One of the world's most famous houses is the weekend retreat called Fallingwater. The Design was made by the well known Frank Lloyd Wright. The building of the house begun in 1936 and was completed in the following year, Wright designed the house for Pittsburgh department store owner Edgar J. Kaufmann, whose son, Edgar Jr., was a Taliesin fellow.
Wright never liked to draw until he knew what he was going to draw. This is the way it came out of his head. And this is the way he planned. Wright named his building Fallingwater as it sounded good. It would eventually become the most famous modern house in the world. And he had drawn it all in less than three hours. .
Wright wanted to associate the stream with the house so therefore he planed for that association. Hence the steps from living room to stream, Wright intended to deepen the stream for a swimming pool under the house at the foot of these steps. "With artificial collateral pools will look foolish" Wright says. Again the main floor is a projecting balcony over the stream. To put stairs from the balcony to the ground robs the balcony of any character.
Fallingwater's floors and roofs are dramatically cantilevered over the waterfall of Bear Run, a creek in western Pennsylvania. Finished in reinforced concrete, the house's floating planes echo the stream's cascading flow. Every detail reinforces Wright's vision; floors and ceiling expand outward independently, vertical elements extend this movement skyward, and windows meet at the corners of rooms, opening to erode the very notion of containment.
Wright's design makes the interior space of the house continue with the outdoors, combining the house with its site.
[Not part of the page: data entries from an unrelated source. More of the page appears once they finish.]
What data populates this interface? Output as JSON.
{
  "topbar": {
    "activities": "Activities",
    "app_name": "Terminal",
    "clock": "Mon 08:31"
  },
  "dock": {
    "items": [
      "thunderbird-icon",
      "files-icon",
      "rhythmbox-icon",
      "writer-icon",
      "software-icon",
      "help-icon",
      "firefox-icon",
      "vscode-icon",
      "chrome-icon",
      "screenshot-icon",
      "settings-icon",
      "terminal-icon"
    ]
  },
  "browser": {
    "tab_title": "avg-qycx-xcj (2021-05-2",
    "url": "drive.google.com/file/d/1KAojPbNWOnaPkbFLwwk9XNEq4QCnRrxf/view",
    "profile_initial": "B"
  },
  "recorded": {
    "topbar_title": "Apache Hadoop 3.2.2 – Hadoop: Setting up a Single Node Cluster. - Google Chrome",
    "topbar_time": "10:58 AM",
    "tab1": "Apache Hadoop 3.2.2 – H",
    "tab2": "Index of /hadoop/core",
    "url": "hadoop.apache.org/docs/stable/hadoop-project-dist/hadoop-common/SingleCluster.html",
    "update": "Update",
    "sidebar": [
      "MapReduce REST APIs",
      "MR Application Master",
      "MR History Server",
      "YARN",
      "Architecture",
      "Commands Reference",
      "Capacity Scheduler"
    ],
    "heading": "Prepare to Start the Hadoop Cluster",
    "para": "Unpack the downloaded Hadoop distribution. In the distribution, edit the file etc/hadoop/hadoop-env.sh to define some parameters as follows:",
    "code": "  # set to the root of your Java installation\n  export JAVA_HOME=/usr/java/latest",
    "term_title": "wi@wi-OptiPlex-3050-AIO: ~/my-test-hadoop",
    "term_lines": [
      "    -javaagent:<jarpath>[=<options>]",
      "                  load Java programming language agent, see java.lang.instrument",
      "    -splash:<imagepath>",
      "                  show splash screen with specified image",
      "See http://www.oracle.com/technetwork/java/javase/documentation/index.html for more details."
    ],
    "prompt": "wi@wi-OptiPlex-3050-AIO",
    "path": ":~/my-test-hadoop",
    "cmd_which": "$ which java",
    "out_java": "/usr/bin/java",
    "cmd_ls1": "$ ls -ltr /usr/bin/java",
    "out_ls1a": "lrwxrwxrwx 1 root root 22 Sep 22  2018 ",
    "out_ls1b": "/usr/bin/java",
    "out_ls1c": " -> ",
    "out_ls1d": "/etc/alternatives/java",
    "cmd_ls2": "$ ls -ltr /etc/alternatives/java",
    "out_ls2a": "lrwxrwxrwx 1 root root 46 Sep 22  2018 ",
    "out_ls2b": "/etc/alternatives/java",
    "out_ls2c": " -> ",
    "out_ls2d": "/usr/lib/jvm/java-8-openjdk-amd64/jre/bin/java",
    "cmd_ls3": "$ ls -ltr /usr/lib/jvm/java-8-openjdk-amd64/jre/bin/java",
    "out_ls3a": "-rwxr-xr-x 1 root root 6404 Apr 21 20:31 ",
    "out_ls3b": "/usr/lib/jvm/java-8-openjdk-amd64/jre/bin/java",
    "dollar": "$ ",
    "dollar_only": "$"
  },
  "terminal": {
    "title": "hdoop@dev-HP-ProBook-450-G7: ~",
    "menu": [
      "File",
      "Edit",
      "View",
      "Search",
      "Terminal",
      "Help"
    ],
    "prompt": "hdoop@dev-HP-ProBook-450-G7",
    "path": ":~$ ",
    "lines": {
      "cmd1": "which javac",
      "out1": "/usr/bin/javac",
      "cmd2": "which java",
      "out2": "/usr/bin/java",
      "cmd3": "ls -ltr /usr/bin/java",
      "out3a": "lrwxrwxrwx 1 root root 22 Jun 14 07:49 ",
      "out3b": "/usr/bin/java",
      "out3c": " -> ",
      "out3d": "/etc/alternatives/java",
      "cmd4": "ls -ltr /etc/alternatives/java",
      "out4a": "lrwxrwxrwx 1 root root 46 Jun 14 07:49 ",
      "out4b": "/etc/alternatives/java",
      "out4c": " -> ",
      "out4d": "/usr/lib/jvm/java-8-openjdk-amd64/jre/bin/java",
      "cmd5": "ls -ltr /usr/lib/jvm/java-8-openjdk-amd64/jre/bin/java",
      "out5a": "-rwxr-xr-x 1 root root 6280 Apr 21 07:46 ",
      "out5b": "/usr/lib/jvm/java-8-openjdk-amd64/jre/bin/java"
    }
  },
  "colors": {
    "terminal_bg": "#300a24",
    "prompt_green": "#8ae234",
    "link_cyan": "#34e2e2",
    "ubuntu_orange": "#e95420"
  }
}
He planned originally to cover the building in gold leaf which would mimic the color of dying plants and thereby connect the house to the change of seasons and the passage of time, but eventually the concrete surfaces were painted a beige color.